“The entire family of filoviruses causes severe pathology, so a preventive vaccine needs to protect against at least three viruses: Zaire Ebola virus, Sudan Ebola virus and Marburg virus,” Lehrer said. Lehrer and his colleagues are attempting to optimize the final vaccine candidate to raise the level of protection against Zaire Ebola virus. “Our main development path is focused on Zaire Ebola virus (coincidently also the virus responsible for the currently ongoing outbreak in Western Africa),” Lehrer said.

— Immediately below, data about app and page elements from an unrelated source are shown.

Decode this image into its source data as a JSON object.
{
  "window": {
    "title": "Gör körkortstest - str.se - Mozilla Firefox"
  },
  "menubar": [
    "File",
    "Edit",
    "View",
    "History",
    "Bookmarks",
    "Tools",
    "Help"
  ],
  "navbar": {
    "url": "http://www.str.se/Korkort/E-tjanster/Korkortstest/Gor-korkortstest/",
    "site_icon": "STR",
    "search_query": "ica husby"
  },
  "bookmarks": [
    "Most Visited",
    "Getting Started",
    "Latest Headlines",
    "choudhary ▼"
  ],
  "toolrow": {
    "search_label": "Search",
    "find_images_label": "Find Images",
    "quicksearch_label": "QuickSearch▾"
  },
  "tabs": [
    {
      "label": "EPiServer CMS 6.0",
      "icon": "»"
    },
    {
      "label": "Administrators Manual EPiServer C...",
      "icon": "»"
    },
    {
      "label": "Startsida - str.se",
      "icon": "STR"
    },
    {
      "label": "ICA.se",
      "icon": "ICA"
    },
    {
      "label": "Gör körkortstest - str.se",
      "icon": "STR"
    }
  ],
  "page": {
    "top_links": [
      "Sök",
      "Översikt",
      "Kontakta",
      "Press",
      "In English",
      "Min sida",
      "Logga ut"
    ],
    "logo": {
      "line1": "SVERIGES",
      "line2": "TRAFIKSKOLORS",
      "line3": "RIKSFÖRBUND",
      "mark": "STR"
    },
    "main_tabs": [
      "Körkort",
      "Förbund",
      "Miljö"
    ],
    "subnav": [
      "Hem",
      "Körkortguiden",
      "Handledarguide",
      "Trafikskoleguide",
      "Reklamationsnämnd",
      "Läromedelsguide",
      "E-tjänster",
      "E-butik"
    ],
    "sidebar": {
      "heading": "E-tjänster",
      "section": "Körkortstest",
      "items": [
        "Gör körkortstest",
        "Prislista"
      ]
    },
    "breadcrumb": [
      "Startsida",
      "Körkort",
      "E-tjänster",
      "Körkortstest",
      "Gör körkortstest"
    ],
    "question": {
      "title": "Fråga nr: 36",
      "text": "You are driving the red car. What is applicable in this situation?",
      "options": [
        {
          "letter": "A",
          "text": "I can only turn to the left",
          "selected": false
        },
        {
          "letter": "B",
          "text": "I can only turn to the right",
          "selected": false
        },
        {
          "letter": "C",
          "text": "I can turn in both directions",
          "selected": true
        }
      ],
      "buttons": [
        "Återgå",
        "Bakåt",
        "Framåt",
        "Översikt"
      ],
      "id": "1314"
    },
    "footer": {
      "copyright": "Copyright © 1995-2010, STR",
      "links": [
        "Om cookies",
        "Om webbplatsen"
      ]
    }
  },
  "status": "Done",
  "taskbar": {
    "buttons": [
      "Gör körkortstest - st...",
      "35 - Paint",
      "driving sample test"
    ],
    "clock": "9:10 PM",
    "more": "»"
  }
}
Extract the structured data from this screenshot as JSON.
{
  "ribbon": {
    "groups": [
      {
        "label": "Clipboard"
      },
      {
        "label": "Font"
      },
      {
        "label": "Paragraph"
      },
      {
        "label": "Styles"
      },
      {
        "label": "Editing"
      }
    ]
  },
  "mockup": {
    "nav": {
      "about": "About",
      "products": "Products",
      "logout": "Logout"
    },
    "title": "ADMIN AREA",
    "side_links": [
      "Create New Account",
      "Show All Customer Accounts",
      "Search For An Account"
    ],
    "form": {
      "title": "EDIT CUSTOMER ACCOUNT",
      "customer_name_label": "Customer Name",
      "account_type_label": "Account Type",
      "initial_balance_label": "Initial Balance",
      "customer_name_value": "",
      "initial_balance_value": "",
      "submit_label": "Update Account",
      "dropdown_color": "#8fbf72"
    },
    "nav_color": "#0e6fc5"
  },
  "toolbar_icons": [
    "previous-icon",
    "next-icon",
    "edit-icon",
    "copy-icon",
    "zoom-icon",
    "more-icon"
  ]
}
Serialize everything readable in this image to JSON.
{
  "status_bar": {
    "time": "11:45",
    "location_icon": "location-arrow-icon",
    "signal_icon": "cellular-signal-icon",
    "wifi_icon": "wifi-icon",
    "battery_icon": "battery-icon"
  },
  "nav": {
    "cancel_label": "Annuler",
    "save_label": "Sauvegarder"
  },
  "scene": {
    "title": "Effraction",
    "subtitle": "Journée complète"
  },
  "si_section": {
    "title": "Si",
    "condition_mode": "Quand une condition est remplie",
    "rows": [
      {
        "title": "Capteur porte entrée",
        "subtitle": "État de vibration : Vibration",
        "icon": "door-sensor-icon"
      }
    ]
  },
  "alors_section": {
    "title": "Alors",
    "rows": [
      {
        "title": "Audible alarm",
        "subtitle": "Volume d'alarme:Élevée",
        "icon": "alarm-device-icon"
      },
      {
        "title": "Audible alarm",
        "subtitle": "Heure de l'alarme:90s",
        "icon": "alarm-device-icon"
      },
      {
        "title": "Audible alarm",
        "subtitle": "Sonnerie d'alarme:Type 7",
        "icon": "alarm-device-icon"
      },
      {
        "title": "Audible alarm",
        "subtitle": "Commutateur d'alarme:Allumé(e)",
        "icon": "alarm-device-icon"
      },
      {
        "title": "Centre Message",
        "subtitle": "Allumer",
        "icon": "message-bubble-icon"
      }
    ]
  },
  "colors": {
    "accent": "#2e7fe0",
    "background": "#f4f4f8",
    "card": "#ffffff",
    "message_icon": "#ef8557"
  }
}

“Although the virus is not considered a threat to the United States, three American doctors have returned to the United States from West Africa to receive treatment after being infected by Ebola while working with humanitarian organizations.” Aid workers Kent Brantly and Nancy Writebol were infected while treating patients. Both were treated and have recovered. Physician Rich Sacra was air lifted from Liberia to Nebraska for treatment after being exposed to the virus while delivering babies at a hospital in Liberia. “The inter-connectedness of the world via air travel could make it feasible that an introduction via an early stage infected person could occur,” Lehrer said. According to Lehrer, most of the filoviruses are endemic to Africa. “This most likely means that the Pacific region does not have an immediate threat of a naturally occurring Ebola virus outbreak,” Lehrer said. Researchers have yet to prove the manner through which the virus initially appears in humans at the first stage of an outbreak. However, it is widely believed that the first patient is infected via contact with an infected animal. Transmission then spreads to other humans via direct contact or exposure to objects that are contaminated. Ebola’s high mortality rate, 91 percent, has prevented patients from recovering.
“In settings with poor hygiene (especially also in medical facilities), the viruses are very dangerous as sick patients will shed a lot of virus and the viruses are very contagious if not neutralized,” Lehrer said. The White House asked Congress on Sept. 5 for $30 million to pay for the Center of Disease Control and Prevention’s efforts to counter the outbreak. The $30 million is an addition to the $58 million already in place to help the developmental and manufacturing of vaccines. New reports surfaced on Sunday of a monkey vaccine which gave the monkeys a “long-term” immunity to Ebola. The experiments were conducted by the National Institute of Health and showed that the monkey’s immunity could last for at least 10 months. The human trials have only been limited to the U.S., but plans are to extend the vaccine trials to the U.K. and Africa. Liberia has suffered the highest number of casualties since the outbreak was detected in March 2014. According to the numbers provided by the Ministry of Health and then reported by the World Health Organization, there have been 1,871 total cases reported in Liberia with 1,089 deaths as of Sept. 5. “Cultural practices in the entire region of Africa include washing the body of a deceased person as well as close contact with the body at a funeral,” Lehrer said.
“This is how typically the first clusters of an outbreak occur and shows one impact of human behavior leading to a favorable situation for the virus to prevail.” The virus was first identified in Guinea and then began to spread into neighboring Sierra Leone and Liberia, forcing the local governments to take several actions including shutting down air travel.
“Sierra Leone and Liberia are countries that have recently experienced civil wars,” Lehrer said. “Therefore their infrastructure as well as stability and order are compromised and basic medical care has been poor.” Guinea, Liberia, Sierra Leone, the Democratic Republic of the Congo, Gabon, South Sudan, Ivory Coast, Uganda, Republic of the Congo and South Africa have had confirmed cases of Ebola and have been listed by the World Health Organization as countries that could risk exposure to the disease. The outbreak in the Democratic Republic of the Congo has claimed 31 deaths, but researchers believe that it is unrelated to the West African outbreak.